Exercise goal —
Lines from the material below that hold the string "ايدون" are what is needed; copy each of them.

Records provided —
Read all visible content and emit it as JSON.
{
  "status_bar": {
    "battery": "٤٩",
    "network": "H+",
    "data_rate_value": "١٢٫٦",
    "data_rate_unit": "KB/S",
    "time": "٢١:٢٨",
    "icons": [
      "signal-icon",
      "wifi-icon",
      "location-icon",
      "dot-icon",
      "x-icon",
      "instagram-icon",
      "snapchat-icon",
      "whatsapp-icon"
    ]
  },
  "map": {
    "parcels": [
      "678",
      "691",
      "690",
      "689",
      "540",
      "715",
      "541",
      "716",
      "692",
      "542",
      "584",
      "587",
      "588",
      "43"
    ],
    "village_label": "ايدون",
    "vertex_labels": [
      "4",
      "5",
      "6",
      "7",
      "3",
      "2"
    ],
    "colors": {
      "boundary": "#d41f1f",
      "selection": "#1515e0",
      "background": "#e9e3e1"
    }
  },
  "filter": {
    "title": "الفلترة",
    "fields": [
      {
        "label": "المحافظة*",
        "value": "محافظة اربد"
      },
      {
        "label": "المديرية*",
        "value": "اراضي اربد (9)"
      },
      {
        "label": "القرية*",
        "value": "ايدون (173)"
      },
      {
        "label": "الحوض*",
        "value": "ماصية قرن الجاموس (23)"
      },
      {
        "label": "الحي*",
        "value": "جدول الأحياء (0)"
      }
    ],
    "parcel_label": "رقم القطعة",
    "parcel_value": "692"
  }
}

Answer to this problem —
    "village_label": "ايدون",
        "value": "ايدون (173)"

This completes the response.